In 1920, the Federal Power Act (FPA), 16 U.S.C.A. §§ 791a?828c, was passed in response to increased competition between electric utilities and a lack of consistent service to rural areas. The Federal Power Act gave the Federal Power Commission the authority to license hydroelectric plants. Later, President FRANKLIN D. ROOSEVELT encouraged Congress to create part II of the act, which gave the Federal Power Commission the power to regulate the transmission of electric energy (16 U.S.C.A. §§ 824?824m). This legislation was necessary to guard against potential abuses of the utility companies' monopolistic structure and to ensure adequate and consistent service nationwide.

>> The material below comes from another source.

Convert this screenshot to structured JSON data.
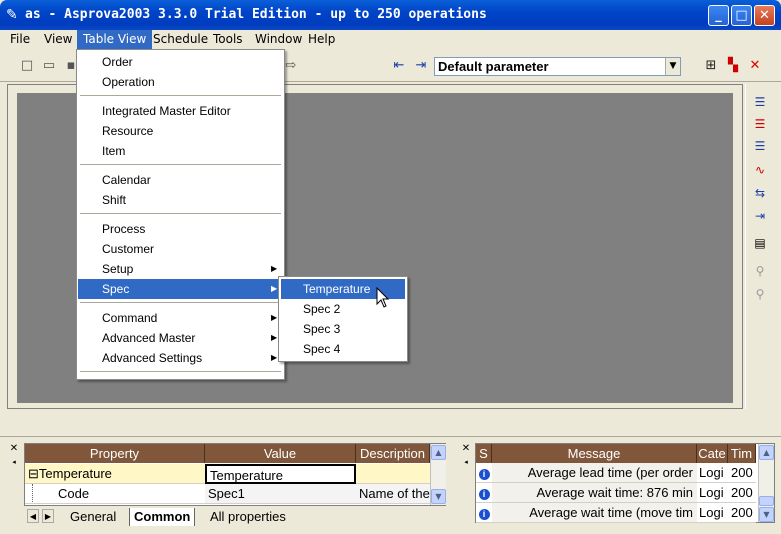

As more and larger electric generating plants were constructed and as more electric power lines were strung, legislators believed that through economies of scale, electric utility monopolies could actually offer lower costs to consumers than could competition between smaller utilities. Because of the capital-intensive nature of providing electric power, and the sunken costs of building plants and stringing lines, it is more cost-effective to spread these
costs over the large and consistent customer base provided by a MONOPOLY.
Modern electric utilities have three major organizational components: generation (power plants), transmission (high-voltage bulk power between utilities), and distribution (low-voltage power to ultimate consumers). Modern electric utilities not only produce the power they need for their consumers but also pool and coordinate excess electricity with other utilities.
In 2001, the United States had the ability to produce over 788 million megawatts of electrical energy. Pooling and coordination of electrical energy take place through high-voltage wires that are maintained and referred to as the national grid; high-voltage wires are used because they allow transmission at a lower current, which generates less heat and results in less energy loss. At regional distribution centers closer to the ultimate consumers, the electrical energy is transformed into the low-voltage, higher-current electricity delivered to homes and businesses.
Major electric utilities produce electric power by burning coal, harnessing the hydroelectric energy produced by dams, and...